And he said unto him, “‘Thou shalt love the Lord thy God with all thy heart, and with all thy soul, and with all thy mind.’ This is the great and first commandment. And a second like unto it is this, ‘Thou shalt love thy neighbor as thyself.’ On these two commandments the whole law hangeth, and the prophets” (Matthew 22:35-40).

We like short and sweet.  Lengthy explanations and excessive details are considered boring and tedious, even when we recognize that complexity exists.

Succinct explanations help when they keep the “big picture” in mind.  Especially in religious circles, many have missed the proverbial forest for the trees.  Jesus came face to face with many such people in His ministry: the Pharisees were condemned for focusing excessively on details while neglecting the weightier aspects of the Law (Matthew 23:23-24).

Jesus provides the “big picture” of the Law: love the LORD with all of our faculties, and love our neighbors as ourselves.  As summations go, there can be no better; in truth, not a detail is lost.  All of our missteps, difficulties, sins, and shortcomings come from a lack of love for God or neighbor.

Why love?  The virtues of love are exalted in 1 Corinthians 13; we may summarize Paul’s message by saying that love is seeking the best interest of the beloved (cf. Romans 13:10).  Love for God is seeking His will and not our own (Hebrews 11:6).  When we love God, it is no longer we who live, but God in us (cf. Galatians 2:20).  If we live lives of sacrifice, as we are charged to do in Romans 12:1, we easily avoid iniquity.

Loving our neighbor can be challenging; after all, our neighbor often wrongs us, cheats us, or perhaps is entirely indifferent toward us.  Yet the power of the “Golden Rule” of Luke 6:31 haunts us: if we view our neighbor in such stark and dismal terms, how does our neighbor look at us?

How would we want to be treated?  Such dictates how we should treat others.  The parable of the Good Samaritan shows us what it takes to be a good neighbor (Luke 10:25-37): sacrifice and humility, helping without expectation of commendation or reward.  After all, this is what we seek from God, is it not?

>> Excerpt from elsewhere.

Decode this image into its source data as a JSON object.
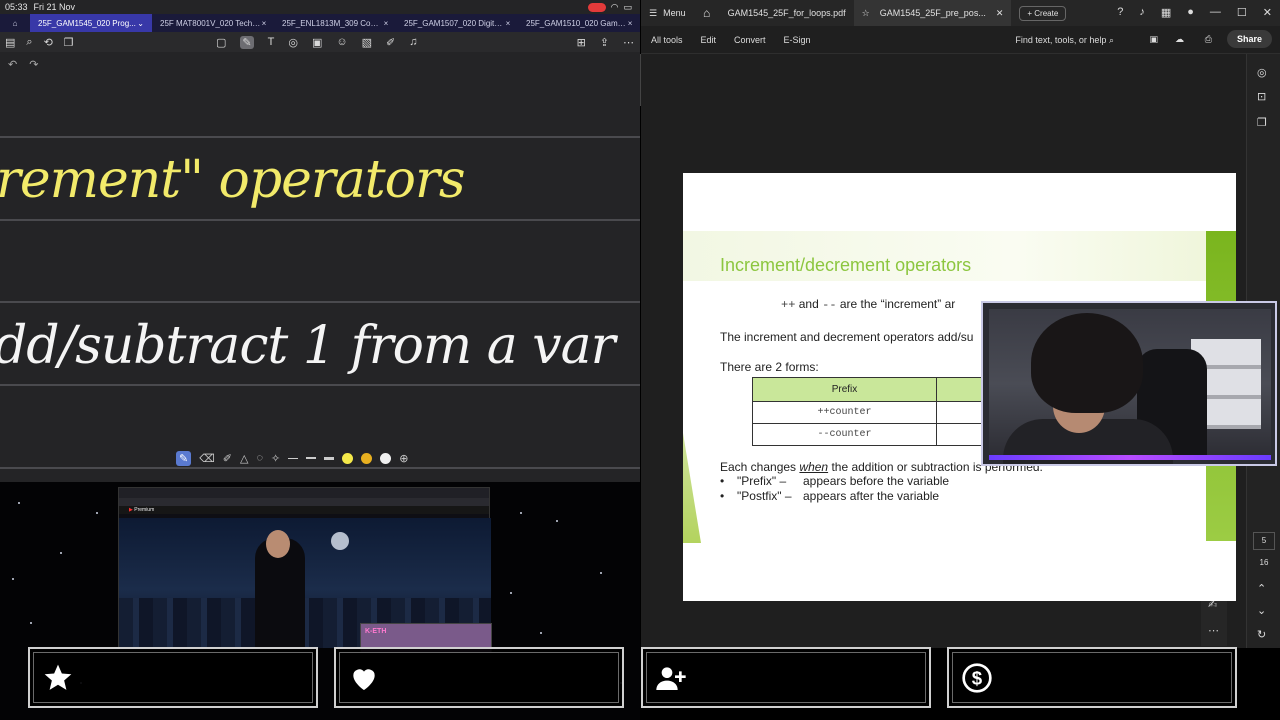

It seems so easy to talk about “loving God” and “loving our neighbor,” and yet so difficult to put into practice.  It is far easier to be as the Pharisees, so devoted to the trees of various doctrines and technicalities that we neglect the important things.  If we have not love, we face condemnation.  Let us lay aside our own interests and instead put God’s interests and the best interest of our neighbor ahead of ourselves!

Ethan R. Longhenry